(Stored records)
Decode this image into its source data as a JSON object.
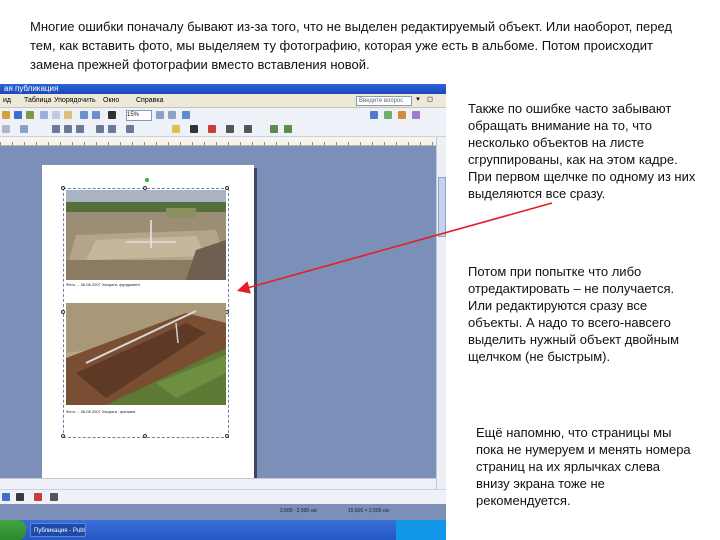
{
  "slide": {
    "intro": "Многие ошибки поначалу бывают из-за того, что не выделен редактируемый объект. Или наоборот, перед тем, как вставить фото, мы выделяем ту фотографию, которая уже есть в альбоме. Потом происходит замена прежней фотографии вместо вставления новой.",
    "note1": "Также по ошибке часто забывают обращать внимание на то, что несколько объектов на листе сгруппированы, как на этом кадре. При первом щелчке по одному из них выделяются все сразу.",
    "note2": "Потом при попытке что либо отредактировать – не получается. Или редактируются сразу все объекты. А надо то всего-навсего выделить нужный объект двойным щелчком (не быстрым).",
    "note3": "Ещё напомню, что страницы мы пока не нумеруем и менять номера страниц на их ярлычках слева внизу экрана тоже не рекомендуется.",
    "arrow_color": "#e41e26"
  },
  "app": {
    "title": "ая публикация",
    "menu": {
      "view": "ид",
      "table": "Таблица",
      "arrange": "Упорядочить",
      "window": "Окно",
      "help": "Справка"
    },
    "help_placeholder": "Введите вопрос",
    "zoom": "15%",
    "caption1": "Фото ... 06.08.2007 Хвориги, фундамент",
    "caption2": "Фото ... 06.08.2007 Хвориги, траншея",
    "coords_left": "2,600 ; 2,500 см",
    "coords_right": "15,600 × 2,500 см",
    "task_label": "Публикация - Publisher",
    "colors": {
      "background": "#7c8fb8",
      "titlebar": "#2c63d6",
      "taskbar": "#2457c4",
      "selection": "#6b7fb0"
    }
  }
}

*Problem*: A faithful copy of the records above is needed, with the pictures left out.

*Task answer*:
Decode this image into its source data as a JSON object.
{
  "slide": {
    "intro": "Многие ошибки поначалу бывают из-за того, что не выделен редактируемый объект. Или наоборот, перед тем, как вставить фото, мы выделяем ту фотографию, которая уже есть в альбоме. Потом происходит замена прежней фотографии вместо вставления новой.",
    "note1": "Также по ошибке часто забывают обращать внимание на то, что несколько объектов на листе сгруппированы, как на этом кадре. При первом щелчке по одному из них выделяются все сразу.",
    "note2": "Потом при попытке что либо отредактировать – не получается. Или редактируются сразу все объекты. А надо то всего-навсего выделить нужный объект двойным щелчком (не быстрым).",
    "note3": "Ещё напомню, что страницы мы пока не нумеруем и менять номера страниц на их ярлычках слева внизу экрана тоже не рекомендуется.",
    "arrow_color": "#e41e26"
  },
  "app": {
    "title": "ая публикация",
    "menu": {
      "view": "ид",
      "table": "Таблица",
      "arrange": "Упорядочить",
      "window": "Окно",
      "help": "Справка"
    },
    "help_placeholder": "Введите вопрос",
    "zoom": "15%",
    "caption1": "Фото ... 06.08.2007 Хвориги, фундамент",
    "caption2": "Фото ... 06.08.2007 Хвориги, траншея",
    "coords_left": "2,600 ; 2,500 см",
    "coords_right": "15,600 × 2,500 см",
    "task_label": "Публикация - Publisher",
    "colors": {
      "background": "#7c8fb8",
      "titlebar": "#2c63d6",
      "taskbar": "#2457c4",
      "selection": "#6b7fb0"
    }
  }
}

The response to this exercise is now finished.